Fun with Language
These examples come from Eats, shoots and leaves which is itself an example of how punctuation can change the meaning of a written text. The title of the book is the punch line of a joke about a panda in a bar. Work out the difference in meaning between:
- eats, shoots and leaves
- eats shoots and leaves
- eats shoots, and leaves
Adding the comma can not only change the meaning but clarifies which meaning is intended by the writer.
Similarly consider the following:
- Woman, without her man, is nothing.
- Woman, without her, man is nothing.
Punctuate the following letter in two ways such that there are two completely opposed meanings: one says that Jack is the love of Jill’s life; the other says that Jack is the last person that Jill would ever want to meet again.
dear jack I want a man who knows what love is you are kind generous thoughtful people who are not like you admit to being useless and inferior you have ruined me for other men I yearn for you I have no feelings whatsoever when we’re apart I can be forever happy will you let me be yours jill
- work out how many sentences there are in this text — this will lead you to think about what a sentence is.

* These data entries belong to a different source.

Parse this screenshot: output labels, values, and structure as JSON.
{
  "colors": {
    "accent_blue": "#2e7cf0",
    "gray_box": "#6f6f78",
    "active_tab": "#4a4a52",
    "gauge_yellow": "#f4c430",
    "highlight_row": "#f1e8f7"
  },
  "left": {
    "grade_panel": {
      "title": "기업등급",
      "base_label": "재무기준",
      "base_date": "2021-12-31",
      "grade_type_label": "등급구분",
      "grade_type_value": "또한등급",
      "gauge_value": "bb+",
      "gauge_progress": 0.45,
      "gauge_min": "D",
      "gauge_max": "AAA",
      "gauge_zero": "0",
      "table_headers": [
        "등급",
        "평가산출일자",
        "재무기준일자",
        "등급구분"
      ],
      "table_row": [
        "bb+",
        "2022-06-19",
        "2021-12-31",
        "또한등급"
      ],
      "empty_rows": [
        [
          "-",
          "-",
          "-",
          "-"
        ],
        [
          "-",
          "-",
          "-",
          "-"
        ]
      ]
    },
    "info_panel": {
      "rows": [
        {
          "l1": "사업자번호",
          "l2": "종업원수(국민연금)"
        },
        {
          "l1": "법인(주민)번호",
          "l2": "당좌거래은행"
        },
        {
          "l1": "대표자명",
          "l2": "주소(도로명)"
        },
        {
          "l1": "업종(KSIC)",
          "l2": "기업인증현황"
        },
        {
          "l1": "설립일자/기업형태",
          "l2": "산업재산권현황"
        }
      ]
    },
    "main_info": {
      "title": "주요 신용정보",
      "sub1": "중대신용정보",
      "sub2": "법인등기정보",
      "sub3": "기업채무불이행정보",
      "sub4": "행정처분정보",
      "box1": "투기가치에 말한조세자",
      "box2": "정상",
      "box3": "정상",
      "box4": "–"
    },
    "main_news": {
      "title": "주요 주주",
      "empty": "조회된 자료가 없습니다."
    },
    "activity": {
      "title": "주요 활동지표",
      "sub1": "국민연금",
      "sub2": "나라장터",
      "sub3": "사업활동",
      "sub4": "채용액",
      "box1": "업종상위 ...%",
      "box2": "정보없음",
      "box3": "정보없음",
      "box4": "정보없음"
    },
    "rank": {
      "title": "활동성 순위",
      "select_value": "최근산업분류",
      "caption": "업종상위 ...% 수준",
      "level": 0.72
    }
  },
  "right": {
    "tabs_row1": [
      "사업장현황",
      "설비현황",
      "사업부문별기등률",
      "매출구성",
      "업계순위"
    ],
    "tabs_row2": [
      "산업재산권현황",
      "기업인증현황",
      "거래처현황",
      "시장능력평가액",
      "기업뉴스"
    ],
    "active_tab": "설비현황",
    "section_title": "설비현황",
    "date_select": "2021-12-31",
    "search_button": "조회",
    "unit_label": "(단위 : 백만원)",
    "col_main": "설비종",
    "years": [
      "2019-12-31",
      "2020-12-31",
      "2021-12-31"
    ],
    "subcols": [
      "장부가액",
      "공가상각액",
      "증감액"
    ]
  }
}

- work out how you decided where to put the punctuation in the text — which in turn will have informed your decision on where to put the sentence breaks — which in turn will help you work out what is a sentence.
- on what grounds have you decided that each sentence is a sentence?
- work out how many words there are in this text.
Then see if you can write another sequence of words that can similarly be changed in meaning, simply by changing the punctuation.
Before you leave this page, consider the title ‘Punctuation Matters’, which is syntactically ambiguous. Identify the two syntactic structures, either of which (or both) could be understood by the reader and either (or both) of which could have been intended by the writer.
Truss, L. (2003) Eats, shoots & leaves, London: Profile Books.